As if to further distance ourselves from early volumes, in which Mark Hardin would go around with enough weapons to take on a small army, we have a protracted sequence here where he tries to buy some guns. This takes us to the climax, such as it is, where he and Uchi assault Preacher Mann’s hidden headquarters. Cunningham has a fondness for pulp-style death traps Mark gets caught in, and he delivers two of them here in the final pages. The second one is the most tedious, with Mark trapped in a bathhouse while little darts are fired at him. When Preacher Man arrogantly comes in to look at Mark’s corpse, he finds that the Penetrator was able to protect himself with nothing more than a few bath towels(!!). This leads to a big reveal where Mark learns who the real villain was – culminating in one of the few instances in which our hero blows away a female character. Actually now that I think of it, that is something we haven’t seen since the earliest volumes, though here it’s made very clear that Mark only pulls the trigger after he’s been fired at. 

Overall Hawaiian Trackdown is an altogether stilted, slow-going affair, with little in the way of the sadistic action of earlier installments. Probably the highlight is Mark’s rampage through several adult bookstores in Hawaii, where he grabs up every issue of Life Child and tears them up, telling the owners if they don’t like it they can call the cops! Otherwise it’s more of the same…just a slow-going and generic entry in what was once a very entertaining (and brutal!) series.

1 comment:

Robert Deis (aka "SubtropicBob") said...

I love that cover art, too.
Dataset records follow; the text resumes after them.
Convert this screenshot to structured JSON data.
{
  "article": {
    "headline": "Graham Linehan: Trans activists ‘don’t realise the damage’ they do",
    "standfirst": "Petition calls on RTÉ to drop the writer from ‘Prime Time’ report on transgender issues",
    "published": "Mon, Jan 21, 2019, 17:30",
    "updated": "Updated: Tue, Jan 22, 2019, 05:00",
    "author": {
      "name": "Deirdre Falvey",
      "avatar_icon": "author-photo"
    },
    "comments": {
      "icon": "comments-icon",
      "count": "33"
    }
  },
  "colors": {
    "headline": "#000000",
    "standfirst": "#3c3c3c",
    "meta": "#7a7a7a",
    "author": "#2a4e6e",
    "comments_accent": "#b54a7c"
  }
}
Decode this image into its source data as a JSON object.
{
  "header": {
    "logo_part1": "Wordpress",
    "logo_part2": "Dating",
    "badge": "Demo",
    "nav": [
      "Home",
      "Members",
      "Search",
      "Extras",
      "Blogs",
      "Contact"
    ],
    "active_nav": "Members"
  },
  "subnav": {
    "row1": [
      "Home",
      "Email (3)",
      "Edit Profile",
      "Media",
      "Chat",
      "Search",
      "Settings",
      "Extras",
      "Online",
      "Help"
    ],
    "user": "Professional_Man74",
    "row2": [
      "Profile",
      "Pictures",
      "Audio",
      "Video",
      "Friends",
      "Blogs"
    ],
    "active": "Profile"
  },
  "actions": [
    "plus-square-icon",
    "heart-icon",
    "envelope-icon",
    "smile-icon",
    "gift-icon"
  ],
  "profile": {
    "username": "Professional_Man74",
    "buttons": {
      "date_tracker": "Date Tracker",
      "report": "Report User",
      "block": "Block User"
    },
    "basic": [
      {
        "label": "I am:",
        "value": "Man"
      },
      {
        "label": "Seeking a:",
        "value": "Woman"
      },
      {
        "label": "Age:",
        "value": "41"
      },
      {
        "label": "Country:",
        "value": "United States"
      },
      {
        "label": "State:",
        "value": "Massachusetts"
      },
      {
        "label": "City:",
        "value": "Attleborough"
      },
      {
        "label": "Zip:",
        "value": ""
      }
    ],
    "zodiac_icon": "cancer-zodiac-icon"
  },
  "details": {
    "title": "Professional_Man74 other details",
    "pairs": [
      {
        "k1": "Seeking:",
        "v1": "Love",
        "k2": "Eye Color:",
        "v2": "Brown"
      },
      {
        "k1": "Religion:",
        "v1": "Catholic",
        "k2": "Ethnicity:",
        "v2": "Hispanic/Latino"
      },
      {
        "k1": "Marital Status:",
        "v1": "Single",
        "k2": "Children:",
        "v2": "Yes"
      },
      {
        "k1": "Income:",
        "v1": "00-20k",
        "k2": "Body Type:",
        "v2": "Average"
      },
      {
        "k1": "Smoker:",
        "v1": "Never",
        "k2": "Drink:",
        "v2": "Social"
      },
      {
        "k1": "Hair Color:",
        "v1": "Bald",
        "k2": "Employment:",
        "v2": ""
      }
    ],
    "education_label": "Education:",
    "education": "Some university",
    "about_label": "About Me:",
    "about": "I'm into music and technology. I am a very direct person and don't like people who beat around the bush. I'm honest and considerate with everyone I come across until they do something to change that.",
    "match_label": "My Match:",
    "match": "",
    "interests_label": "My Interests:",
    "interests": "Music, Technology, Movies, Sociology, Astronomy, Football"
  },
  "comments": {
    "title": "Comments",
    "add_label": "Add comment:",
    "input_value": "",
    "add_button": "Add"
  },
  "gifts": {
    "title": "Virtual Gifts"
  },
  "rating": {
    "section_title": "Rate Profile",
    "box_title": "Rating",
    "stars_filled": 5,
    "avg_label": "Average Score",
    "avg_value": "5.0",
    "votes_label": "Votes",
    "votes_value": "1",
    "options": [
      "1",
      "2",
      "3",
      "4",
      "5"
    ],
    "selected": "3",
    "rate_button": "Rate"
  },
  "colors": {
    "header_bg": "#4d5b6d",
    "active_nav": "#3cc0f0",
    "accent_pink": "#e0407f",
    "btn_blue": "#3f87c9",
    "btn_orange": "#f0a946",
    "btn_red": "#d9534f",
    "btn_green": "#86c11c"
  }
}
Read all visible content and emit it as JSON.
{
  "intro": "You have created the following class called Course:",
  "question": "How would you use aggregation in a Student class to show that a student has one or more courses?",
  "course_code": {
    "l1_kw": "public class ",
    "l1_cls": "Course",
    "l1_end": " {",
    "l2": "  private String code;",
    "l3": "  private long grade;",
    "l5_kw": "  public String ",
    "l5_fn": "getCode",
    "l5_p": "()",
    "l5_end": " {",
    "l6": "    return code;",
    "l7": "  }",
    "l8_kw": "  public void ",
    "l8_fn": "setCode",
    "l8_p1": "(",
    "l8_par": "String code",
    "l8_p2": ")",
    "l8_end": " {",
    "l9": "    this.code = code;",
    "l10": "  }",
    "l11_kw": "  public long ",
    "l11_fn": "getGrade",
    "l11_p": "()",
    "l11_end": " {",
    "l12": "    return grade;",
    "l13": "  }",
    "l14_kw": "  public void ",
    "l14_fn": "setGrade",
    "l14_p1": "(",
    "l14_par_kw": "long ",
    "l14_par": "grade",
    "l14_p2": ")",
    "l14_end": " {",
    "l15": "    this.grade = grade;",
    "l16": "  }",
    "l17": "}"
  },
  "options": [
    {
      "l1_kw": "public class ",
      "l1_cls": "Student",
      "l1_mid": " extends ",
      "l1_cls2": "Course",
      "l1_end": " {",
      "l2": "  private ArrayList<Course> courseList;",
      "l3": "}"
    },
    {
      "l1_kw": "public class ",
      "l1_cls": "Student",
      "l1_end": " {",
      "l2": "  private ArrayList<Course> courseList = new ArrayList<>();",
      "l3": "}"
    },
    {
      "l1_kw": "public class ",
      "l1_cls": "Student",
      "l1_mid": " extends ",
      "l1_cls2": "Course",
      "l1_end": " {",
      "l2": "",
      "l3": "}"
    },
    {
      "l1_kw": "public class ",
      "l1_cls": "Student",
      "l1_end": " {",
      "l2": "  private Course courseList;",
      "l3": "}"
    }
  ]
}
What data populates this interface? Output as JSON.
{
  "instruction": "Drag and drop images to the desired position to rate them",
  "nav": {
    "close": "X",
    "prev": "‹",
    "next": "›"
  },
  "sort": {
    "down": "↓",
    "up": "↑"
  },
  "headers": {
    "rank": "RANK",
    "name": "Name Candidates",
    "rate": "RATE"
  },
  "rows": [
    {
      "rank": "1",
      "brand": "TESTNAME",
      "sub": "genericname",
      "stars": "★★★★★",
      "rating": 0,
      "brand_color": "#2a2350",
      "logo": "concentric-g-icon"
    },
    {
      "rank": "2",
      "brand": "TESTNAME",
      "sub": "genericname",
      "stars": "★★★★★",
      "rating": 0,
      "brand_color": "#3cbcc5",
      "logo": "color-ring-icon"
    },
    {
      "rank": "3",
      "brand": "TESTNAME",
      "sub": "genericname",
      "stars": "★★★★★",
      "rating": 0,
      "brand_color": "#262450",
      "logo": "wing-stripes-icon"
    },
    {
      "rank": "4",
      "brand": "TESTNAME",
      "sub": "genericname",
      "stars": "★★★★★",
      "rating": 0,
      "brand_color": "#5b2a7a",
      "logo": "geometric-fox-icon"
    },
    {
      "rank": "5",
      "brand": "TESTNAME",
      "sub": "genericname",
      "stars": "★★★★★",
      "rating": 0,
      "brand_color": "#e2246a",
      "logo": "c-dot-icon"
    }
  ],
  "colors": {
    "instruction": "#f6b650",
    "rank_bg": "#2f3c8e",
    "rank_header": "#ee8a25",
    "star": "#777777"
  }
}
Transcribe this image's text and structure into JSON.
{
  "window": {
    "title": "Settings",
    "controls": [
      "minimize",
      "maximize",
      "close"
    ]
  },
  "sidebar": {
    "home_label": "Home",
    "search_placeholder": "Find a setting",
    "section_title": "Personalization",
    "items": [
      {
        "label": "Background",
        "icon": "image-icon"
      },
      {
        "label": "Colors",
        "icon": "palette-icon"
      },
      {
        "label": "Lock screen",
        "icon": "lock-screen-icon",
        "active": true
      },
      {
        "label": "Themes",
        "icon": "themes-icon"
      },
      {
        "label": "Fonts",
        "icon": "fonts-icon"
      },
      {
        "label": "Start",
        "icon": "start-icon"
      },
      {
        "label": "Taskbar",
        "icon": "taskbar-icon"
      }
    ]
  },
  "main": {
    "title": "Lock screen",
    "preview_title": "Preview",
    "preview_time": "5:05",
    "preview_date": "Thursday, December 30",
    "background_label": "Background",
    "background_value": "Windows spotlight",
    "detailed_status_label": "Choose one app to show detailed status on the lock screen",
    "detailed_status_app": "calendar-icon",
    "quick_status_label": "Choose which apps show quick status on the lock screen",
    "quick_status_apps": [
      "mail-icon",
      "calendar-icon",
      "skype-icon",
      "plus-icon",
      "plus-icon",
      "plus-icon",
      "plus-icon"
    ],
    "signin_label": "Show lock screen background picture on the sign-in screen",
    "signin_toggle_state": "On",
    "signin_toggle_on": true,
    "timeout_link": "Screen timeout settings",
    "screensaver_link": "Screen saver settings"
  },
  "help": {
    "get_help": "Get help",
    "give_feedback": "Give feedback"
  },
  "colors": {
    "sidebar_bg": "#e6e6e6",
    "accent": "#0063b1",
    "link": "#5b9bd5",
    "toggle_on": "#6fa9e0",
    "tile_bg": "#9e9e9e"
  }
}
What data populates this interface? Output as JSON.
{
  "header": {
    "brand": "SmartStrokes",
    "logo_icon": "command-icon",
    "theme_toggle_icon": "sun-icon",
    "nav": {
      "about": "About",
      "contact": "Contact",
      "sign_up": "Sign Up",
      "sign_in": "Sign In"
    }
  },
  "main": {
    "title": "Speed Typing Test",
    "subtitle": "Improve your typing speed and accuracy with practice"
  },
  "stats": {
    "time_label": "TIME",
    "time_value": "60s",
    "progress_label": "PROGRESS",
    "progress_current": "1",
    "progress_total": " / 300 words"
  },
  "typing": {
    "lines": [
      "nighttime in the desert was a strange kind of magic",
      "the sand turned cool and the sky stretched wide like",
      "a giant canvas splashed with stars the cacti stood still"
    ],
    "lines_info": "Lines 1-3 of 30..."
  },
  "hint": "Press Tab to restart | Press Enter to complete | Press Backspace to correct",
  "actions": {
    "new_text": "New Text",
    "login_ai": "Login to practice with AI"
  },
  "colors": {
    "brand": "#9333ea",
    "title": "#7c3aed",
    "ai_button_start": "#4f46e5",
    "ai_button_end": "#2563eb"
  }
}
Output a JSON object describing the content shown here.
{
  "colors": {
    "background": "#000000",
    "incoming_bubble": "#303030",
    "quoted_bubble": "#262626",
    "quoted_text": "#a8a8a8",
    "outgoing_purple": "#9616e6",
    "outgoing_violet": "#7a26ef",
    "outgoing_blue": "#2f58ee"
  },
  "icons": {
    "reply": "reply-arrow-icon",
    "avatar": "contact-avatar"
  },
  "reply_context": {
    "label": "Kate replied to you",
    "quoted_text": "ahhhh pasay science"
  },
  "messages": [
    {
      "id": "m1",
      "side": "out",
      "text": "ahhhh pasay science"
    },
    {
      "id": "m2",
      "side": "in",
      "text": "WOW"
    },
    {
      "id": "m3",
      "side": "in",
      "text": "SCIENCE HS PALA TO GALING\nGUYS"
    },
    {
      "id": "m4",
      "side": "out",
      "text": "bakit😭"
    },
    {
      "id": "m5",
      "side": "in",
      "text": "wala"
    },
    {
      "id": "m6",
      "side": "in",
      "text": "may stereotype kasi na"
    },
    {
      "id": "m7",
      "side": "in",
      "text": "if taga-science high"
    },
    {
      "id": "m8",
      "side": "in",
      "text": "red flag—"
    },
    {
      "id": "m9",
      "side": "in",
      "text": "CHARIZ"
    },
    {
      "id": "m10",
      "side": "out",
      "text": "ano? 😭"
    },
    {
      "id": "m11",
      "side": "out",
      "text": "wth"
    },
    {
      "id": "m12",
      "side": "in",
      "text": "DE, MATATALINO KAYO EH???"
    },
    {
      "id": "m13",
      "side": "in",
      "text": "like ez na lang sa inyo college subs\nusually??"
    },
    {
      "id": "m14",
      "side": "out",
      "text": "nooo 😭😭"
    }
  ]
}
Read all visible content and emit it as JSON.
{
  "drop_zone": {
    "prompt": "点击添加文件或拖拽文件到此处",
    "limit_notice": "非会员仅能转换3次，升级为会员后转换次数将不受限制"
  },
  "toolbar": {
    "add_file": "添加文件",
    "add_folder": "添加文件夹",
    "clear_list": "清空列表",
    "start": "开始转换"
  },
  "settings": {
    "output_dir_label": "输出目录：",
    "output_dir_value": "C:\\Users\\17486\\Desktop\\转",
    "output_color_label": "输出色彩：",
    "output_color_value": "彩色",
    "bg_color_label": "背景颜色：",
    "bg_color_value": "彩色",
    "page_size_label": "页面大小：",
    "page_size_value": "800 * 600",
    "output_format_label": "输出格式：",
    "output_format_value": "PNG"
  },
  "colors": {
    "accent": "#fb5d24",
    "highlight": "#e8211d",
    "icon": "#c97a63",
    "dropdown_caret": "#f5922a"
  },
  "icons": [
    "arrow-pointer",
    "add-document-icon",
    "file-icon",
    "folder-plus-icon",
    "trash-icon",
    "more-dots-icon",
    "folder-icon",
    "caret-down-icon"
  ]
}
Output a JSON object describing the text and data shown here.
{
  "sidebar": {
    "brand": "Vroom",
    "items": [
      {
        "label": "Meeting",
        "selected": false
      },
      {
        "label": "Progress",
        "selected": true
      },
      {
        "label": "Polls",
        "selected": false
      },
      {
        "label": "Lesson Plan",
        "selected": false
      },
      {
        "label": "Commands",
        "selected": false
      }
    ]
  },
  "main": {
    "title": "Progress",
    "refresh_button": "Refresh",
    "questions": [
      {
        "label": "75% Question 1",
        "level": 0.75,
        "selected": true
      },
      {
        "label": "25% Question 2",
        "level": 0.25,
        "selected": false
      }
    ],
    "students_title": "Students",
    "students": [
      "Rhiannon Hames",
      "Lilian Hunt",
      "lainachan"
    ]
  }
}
It's one of many PENETRATOR covers done by artist George Wilson, who is known for his great comics and paperback cover art ->